To do: Please write out all the data exactly as shown.

Material supplied:
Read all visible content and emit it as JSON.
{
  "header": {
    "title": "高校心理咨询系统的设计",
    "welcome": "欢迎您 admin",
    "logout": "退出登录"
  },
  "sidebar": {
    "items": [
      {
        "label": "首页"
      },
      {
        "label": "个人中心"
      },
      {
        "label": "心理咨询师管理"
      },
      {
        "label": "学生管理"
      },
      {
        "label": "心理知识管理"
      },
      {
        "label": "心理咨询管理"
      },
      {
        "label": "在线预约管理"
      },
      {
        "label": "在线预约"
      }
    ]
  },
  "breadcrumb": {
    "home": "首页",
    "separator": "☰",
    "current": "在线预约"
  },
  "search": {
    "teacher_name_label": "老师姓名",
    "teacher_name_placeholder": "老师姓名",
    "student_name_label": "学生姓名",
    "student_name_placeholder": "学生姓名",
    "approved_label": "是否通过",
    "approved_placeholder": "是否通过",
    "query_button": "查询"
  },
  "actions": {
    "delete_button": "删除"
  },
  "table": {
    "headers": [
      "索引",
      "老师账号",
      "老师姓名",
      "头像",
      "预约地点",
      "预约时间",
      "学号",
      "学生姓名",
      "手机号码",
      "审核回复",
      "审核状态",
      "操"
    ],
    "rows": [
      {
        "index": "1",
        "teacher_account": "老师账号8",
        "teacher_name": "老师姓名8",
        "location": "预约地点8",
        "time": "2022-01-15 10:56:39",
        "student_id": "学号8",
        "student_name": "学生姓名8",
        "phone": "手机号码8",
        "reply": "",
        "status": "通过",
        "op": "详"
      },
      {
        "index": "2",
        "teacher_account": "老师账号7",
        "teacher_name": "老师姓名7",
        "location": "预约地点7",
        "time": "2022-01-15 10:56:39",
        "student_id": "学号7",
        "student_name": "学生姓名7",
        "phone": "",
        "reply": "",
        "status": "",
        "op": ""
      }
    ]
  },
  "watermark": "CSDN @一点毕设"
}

Response area:
Read all visible content and emit it as JSON.
{
  "header": {
    "title": "高校心理咨询系统的设计",
    "welcome": "欢迎您 admin",
    "logout": "退出登录"
  },
  "sidebar": {
    "items": [
      {
        "label": "首页"
      },
      {
        "label": "个人中心"
      },
      {
        "label": "心理咨询师管理"
      },
      {
        "label": "学生管理"
      },
      {
        "label": "心理知识管理"
      },
      {
        "label": "心理咨询管理"
      },
      {
        "label": "在线预约管理"
      },
      {
        "label": "在线预约"
      }
    ]
  },
  "breadcrumb": {
    "home": "首页",
    "separator": "☰",
    "current": "在线预约"
  },
  "search": {
    "teacher_name_label": "老师姓名",
    "teacher_name_placeholder": "老师姓名",
    "student_name_label": "学生姓名",
    "student_name_placeholder": "学生姓名",
    "approved_label": "是否通过",
    "approved_placeholder": "是否通过",
    "query_button": "查询"
  },
  "actions": {
    "delete_button": "删除"
  },
  "table": {
    "headers": [
      "索引",
      "老师账号",
      "老师姓名",
      "头像",
      "预约地点",
      "预约时间",
      "学号",
      "学生姓名",
      "手机号码",
      "审核回复",
      "审核状态",
      "操"
    ],
    "rows": [
      {
        "index": "1",
        "teacher_account": "老师账号8",
        "teacher_name": "老师姓名8",
        "location": "预约地点8",
        "time": "2022-01-15 10:56:39",
        "student_id": "学号8",
        "student_name": "学生姓名8",
        "phone": "手机号码8",
        "reply": "",
        "status": "通过",
        "op": "详"
      },
      {
        "index": "2",
        "teacher_account": "老师账号7",
        "teacher_name": "老师姓名7",
        "location": "预约地点7",
        "time": "2022-01-15 10:56:39",
        "student_id": "学号7",
        "student_name": "学生姓名7",
        "phone": "",
        "reply": "",
        "status": "",
        "op": ""
      }
    ]
  },
  "watermark": "CSDN @一点毕设"
}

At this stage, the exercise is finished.